    Since both particle and wave theories of light seem to explain a portion of light properties correctly, which is the correct one? In 1924, de Broglie (1892-1987) proposed an answer to this question. He assumed that all moving objects have wave-like properties. He combined Planck's constant and linear momentum

    E = hv = hc/λ


    \[\lambda = \dfrac{hc}{E} \tag{1}\]


    p = E/c = mv

    (p is the momentum of the object, m is the object's mass, and v is the velocity of the object) so

    E = mvc

    Plug this into (1), we have

    λ = hc/mvc = h/mv

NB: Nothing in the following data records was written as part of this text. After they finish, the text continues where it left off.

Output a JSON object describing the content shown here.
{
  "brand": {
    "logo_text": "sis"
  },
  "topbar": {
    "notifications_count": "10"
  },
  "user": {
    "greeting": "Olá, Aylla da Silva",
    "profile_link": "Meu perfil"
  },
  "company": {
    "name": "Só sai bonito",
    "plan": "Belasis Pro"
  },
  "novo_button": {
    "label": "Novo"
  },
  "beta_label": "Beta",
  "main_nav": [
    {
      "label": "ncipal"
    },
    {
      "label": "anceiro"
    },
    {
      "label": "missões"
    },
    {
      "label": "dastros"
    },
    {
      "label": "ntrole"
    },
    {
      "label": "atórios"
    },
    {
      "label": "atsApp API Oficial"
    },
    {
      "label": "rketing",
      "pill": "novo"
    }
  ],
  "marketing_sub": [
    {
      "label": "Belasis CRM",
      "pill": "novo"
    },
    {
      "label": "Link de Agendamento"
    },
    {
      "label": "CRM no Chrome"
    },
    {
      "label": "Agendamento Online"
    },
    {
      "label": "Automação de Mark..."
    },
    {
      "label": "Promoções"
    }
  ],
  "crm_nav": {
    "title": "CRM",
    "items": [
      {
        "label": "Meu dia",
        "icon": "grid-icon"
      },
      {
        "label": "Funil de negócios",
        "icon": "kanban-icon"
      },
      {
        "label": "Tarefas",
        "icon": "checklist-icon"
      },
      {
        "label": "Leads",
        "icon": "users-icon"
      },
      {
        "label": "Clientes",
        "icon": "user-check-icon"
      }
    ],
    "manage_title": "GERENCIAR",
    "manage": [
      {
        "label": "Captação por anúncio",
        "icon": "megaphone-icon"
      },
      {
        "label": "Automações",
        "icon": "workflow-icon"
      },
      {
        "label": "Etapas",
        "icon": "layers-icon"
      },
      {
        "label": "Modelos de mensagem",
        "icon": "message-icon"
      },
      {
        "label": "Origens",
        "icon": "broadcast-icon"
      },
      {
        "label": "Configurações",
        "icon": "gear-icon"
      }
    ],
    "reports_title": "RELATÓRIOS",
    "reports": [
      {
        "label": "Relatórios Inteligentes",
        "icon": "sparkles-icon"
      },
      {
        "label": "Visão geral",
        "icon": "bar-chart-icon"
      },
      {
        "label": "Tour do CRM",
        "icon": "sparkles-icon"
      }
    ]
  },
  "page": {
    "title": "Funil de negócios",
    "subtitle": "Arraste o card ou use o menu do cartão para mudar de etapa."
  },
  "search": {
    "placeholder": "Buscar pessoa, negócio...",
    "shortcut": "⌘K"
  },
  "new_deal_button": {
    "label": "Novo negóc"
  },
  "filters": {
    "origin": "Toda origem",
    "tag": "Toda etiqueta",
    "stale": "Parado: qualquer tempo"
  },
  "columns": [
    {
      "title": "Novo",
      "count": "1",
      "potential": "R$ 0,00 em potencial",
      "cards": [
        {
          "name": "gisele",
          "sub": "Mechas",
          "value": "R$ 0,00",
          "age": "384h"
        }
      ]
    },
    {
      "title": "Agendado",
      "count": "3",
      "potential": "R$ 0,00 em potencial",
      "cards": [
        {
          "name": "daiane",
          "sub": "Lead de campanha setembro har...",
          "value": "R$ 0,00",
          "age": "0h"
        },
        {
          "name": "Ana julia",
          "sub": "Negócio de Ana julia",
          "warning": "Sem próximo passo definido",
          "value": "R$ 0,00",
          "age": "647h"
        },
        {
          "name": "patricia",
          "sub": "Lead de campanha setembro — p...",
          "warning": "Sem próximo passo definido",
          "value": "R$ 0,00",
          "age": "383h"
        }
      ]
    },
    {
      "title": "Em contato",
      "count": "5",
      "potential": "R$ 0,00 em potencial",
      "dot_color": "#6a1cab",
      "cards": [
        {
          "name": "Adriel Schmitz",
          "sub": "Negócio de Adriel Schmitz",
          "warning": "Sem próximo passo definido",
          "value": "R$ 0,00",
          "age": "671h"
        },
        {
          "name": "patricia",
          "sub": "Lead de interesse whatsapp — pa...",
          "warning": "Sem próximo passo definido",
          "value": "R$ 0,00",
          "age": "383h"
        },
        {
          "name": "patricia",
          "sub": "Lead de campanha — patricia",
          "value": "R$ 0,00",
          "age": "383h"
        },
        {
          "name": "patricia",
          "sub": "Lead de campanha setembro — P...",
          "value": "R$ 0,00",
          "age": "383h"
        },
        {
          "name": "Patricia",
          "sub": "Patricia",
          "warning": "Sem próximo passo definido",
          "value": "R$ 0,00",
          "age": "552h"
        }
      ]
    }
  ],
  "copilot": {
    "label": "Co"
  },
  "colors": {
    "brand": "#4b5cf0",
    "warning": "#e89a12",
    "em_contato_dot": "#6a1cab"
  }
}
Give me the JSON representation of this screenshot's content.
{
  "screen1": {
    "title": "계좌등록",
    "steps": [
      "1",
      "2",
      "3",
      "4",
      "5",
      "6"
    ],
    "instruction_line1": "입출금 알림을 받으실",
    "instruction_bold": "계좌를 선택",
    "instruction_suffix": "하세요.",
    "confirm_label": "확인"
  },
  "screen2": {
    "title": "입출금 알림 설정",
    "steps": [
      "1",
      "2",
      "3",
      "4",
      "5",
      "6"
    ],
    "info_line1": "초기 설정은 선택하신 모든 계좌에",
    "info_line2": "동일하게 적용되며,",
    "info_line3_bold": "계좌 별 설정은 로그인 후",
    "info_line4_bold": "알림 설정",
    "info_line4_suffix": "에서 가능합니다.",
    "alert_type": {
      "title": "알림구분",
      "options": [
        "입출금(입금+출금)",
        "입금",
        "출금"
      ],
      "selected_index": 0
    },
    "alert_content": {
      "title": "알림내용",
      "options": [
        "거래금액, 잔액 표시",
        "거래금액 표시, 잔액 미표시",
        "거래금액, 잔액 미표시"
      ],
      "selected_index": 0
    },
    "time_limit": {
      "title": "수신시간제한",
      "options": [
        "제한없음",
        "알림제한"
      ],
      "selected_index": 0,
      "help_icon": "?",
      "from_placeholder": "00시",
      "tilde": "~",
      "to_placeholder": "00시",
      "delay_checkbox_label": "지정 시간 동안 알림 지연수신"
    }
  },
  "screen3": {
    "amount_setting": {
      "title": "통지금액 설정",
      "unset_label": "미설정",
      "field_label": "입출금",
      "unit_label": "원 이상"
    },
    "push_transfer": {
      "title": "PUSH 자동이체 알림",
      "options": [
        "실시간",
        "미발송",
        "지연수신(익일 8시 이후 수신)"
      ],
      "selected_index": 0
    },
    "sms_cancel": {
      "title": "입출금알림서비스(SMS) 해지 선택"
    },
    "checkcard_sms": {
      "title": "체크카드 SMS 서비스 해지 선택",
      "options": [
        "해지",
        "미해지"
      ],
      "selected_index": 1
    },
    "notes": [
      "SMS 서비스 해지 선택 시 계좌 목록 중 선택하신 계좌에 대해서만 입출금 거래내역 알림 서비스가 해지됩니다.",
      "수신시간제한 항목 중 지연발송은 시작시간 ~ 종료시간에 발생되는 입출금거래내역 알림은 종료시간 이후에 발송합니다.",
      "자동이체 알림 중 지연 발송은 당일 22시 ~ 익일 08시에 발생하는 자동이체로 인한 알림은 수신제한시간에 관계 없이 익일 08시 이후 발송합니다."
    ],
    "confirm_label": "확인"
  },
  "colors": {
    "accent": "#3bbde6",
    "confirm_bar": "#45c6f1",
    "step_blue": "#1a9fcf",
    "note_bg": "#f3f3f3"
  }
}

    This equation postulates that all moving object with a mass will have a wavelength which is called de Broglie wavelength, but these wavelengths are only seen with objects that have a very small mass. Since h is very small (6.626 x 10-34Js), any object that has a large mass will have its wavelength close to zero. That is why we cannot see a walking human's wavelength. This relationship was confirmed by the Davisson and Germer diffraction experiments, where the wavelengths of the electrons, that gave diffraction patterns were same as the predicted wavelength using de Broglie relationship.


    1. Find the energy of an electron with wavelength of 30 nm using Rayleigh-Jeans Law at T = 280K.
    2. Find the energy of the same electron using Planck law.
    3. Find the wavelength of an electron that travels at 10m/s (me = 9.10939 x 10-31kg).
    4. Find the wavelenth of a person who has the same speed as the electron in question 2 with a mass of 60 kg.
    5. How long does it take to melt 1g of ice if there are 3 x 105 photons stricking the ice from the sun light per second with a wavelength of 6 nm (energy to melt 1g of ice is 334 J).


    1. ρ = 8πkT/λ^4 = 8(3.14)(1.38 x 10-23mkg/s2K)(280K)/(30 X 10-9m)4 = 1.2 x 1011 J
    2. E = hc/λ = 6.626 x 10-34Js(3 x 108m/s)/(30 x 10-9m) = 6.626 x 10-17 J
    3. λ = h/(mv) = 6.626 x 10-34Js/[(9.109 x 10-31kg)(10 m/s)] = 7.27 x 10-5 m
    4. λ = h/(mv) = 6.626 x 10-34Js/[(60kg)(10 m/s)] = 1.1 x 10-36 m
    5. E = Xhc/λ

    or we can write n = λE/hc = 334J(6 x 10-9m)/[(6.626 x 10-34Js)(3 x 108)] = 1.01 x 1019 photons

    t = 1.01 x 1019photons/(3 x 105photons/s) = 3.37 x 1013 s

    Outside Links

    • Professor Guo from UCD Chemistry sings the Duality blues.
    • video about de Broglie's wavelength


    1. Atkins, Peter and Julio de Paula. Physical Chemistry for the Life Sciences. New York: W.H. Freeman and Company, 2006.
    2. Chang, Raymond. Physical Chemistry for the Biosciences. USA: University Science Books, 2005.
    3. Cutnell, John and Kenneth Johnson. Physics. 6th Edition.USA: John Wiley and Sons Inc, 2000.
    4. Serway, Raymond A. and Jewitt John W. Jr. Physics for Scientists and Engineers. Vol 4C. Ohio: Thomson, 2006.

    Contributors and Attributions

    • Artika Singh, Tu Quach

    Wave-Particle Duality is shared under a CC BY-NC-SA 4.0 license and was authored, remixed, and/or curated by LibreTexts.

    • Was this article helpful?